Avery said that not only isn't organic always healthier for consumers, its perception of being friendlier for the environment isn't always true, too. Although many organic crops require less energy in terms of fertilizer in production, conventional farms can produce more food and use less energy.

But Holly Givens, spokeswoman for the Organic Trade Association, which represents the $17 billion organic industry in North America and has 1,700 member businesses, said that there are real benefits to choosing organic options. "Many consumers see a link between agricultural practices and the health of the earth, and how those systems are interconnected with human health," Givens said. For example, organic practices she said help protect water supplies and counter the effects of global warming by keeping carbon in the soil. Healthwise, she said, consumers avoid pesticide residue and toxic chemicals. "They see organic products as a solution, not as part of the problem," Givens said. "Organic fits in with the desire to lead a more healthful life."

The jury is still out on whether organic is safer or more nutritious. Chris Kilham, a self-described medicine hunter who travels the world in search of traditional, plant-based medicines, said smaller studies show certified organic food to be more nutritious and contain more Vitamin C, Vitamin A and other antioxidants. "We know with absolute certainty that organic foods are more nutritious," Kilham said. "Nobody can find any studies that show less nutrition."

For nutritionists, such as the Mayo Clinic's Jennifer Nelson, the decision for people to eat organic is a personal one. Nelson said organic isn't better or worse. "It means it's just as good." She warns consumers that produce isn't safer if its organic or conventional when it comes to foodborne illnesses: Organic foods, despite some misconceptions, still must be cleaned properly and cooked appropriately. Nor is it necessarily healthier if the food is cooked or processed in an unhealthy way (think organic potato chips).

Givens concedes that certified organic labeling does not necessarily mean the food is safer, but she does believe that the healthy soil associated with organic food leads to healthier plants and healthier livestock.
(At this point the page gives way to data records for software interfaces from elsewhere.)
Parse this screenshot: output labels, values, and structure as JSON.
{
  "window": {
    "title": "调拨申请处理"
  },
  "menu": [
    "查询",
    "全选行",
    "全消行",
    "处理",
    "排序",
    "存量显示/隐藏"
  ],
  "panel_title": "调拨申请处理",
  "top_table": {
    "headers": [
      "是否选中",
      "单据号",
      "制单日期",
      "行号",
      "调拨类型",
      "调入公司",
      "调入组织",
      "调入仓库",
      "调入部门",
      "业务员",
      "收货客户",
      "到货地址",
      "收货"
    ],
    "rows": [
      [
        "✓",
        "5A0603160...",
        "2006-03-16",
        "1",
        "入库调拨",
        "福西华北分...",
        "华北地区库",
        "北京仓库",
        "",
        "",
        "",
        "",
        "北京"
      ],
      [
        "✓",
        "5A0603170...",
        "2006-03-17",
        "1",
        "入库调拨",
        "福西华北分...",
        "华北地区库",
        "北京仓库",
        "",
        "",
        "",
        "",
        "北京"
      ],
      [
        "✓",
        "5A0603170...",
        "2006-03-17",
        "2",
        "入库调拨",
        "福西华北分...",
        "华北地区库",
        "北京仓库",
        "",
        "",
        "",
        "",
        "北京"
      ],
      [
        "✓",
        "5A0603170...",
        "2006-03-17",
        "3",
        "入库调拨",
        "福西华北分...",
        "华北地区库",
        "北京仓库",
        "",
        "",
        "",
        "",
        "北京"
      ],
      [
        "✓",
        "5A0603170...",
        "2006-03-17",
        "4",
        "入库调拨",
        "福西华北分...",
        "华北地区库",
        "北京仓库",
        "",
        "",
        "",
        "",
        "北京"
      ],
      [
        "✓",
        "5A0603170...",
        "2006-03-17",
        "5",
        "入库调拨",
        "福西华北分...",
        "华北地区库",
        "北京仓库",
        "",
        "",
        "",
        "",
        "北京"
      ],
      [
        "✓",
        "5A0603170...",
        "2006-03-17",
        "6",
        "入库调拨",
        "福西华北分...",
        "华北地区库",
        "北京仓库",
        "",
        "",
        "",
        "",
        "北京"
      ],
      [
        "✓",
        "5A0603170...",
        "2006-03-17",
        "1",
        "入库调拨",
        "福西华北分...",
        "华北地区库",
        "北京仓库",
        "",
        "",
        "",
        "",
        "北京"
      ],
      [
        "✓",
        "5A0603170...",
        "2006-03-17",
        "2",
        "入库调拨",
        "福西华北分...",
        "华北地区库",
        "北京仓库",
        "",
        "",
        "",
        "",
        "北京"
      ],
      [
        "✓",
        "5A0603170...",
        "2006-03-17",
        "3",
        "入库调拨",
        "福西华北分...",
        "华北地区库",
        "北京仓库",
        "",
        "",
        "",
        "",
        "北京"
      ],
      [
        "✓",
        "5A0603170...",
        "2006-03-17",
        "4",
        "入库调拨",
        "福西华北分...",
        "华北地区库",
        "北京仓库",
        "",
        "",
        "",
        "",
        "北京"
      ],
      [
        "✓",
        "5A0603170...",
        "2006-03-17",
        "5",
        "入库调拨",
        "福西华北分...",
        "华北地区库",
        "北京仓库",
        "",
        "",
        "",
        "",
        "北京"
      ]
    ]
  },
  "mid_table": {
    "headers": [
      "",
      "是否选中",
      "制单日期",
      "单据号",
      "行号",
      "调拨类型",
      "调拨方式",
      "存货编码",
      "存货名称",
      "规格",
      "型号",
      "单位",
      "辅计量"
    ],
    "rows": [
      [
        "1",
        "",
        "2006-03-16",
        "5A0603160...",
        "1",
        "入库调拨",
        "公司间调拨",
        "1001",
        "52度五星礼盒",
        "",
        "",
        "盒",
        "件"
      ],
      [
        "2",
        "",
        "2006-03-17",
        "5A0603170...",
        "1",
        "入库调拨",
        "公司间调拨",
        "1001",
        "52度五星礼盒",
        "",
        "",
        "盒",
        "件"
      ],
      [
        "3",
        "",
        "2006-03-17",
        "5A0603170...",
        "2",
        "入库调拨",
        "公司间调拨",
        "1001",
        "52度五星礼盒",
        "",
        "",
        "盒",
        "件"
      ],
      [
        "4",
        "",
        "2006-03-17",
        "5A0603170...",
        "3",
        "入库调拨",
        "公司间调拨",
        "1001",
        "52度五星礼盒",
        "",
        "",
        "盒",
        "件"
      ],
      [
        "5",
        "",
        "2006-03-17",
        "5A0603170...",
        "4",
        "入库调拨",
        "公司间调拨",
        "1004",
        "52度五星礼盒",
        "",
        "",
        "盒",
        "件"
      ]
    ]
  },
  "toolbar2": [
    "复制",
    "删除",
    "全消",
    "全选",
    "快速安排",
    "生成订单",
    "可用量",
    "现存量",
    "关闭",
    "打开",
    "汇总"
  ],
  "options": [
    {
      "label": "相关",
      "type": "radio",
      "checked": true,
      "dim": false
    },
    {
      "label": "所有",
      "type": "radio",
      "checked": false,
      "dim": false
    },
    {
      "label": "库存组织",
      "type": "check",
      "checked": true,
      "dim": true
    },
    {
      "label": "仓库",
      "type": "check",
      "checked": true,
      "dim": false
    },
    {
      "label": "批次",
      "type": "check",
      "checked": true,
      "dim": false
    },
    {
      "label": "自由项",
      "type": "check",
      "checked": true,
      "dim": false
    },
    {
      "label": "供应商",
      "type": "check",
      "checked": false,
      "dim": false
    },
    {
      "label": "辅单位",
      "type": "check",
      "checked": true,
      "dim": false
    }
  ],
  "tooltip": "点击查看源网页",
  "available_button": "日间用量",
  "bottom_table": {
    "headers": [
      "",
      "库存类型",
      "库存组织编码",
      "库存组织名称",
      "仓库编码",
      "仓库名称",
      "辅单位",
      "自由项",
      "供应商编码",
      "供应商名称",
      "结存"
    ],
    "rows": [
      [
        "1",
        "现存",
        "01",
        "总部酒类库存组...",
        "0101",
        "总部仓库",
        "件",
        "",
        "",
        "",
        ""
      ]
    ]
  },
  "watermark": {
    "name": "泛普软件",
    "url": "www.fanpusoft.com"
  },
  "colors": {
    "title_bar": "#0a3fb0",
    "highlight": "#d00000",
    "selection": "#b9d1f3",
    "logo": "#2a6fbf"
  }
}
As for safety, Givens said there have been no studies comparing the prevalence of foodborne illnesses in organic versus conventionally grown food.

But the numbers show that despite these unknowns, the popularity of organic food has been on the rise. According to Packaged Facts, an industry research firm, estimates of 2008 sales of natural and organic food and beverages will continue at a double-digit growth rate to reach $32.9 billion, despite a faltering economy. "A lot of people will give up almost anything before they give their kids food they don't feel comfortable with," said Mark Kastel, co-director of the Cornucopia Institute, an organic industry watchdog group. "Organic food is a bargain when you look at the total impact on environment and health."

Despite his concerns, even Avery concedes that organic food is here to stay. He's cut back to part-time at the institute. "There's no money in being on the common sense side against a very popular bandwagon," he said.

Source

1 comment:

TSC said...

"Since the mid-1990s it's been recommended that infants be placed on their backs to sleep rather than their stomachs. That recommendation, along with others such as sleeping on a firm mattress and avoiding soft bedding, was linked to a more than 50% decline in SIDS deaths from 1992 to 2003."

If you actually believe those statistics I got a bridge in Brooklyn I'd like to sell you. Even John Kattwinkel, chairperson of the CDC SIDS Task Force, doesn't think those statistics are necessarily correct and thinks it may all just be "code shifting." A lot of the people at the CDC think it's just feel good politics sort of like when cities release a drop in crime by doing creative statistics. I highly recommend you read the Bowman and Hargrove Investigative Report in Scripps News Service on SIDS Statistics. Also, Back Sleep and Pacifiers greatly reduce Slow Wave Sleep (SWS). Where's the proof that decreasing SWS during the first year of life is safe? I'd like to see that.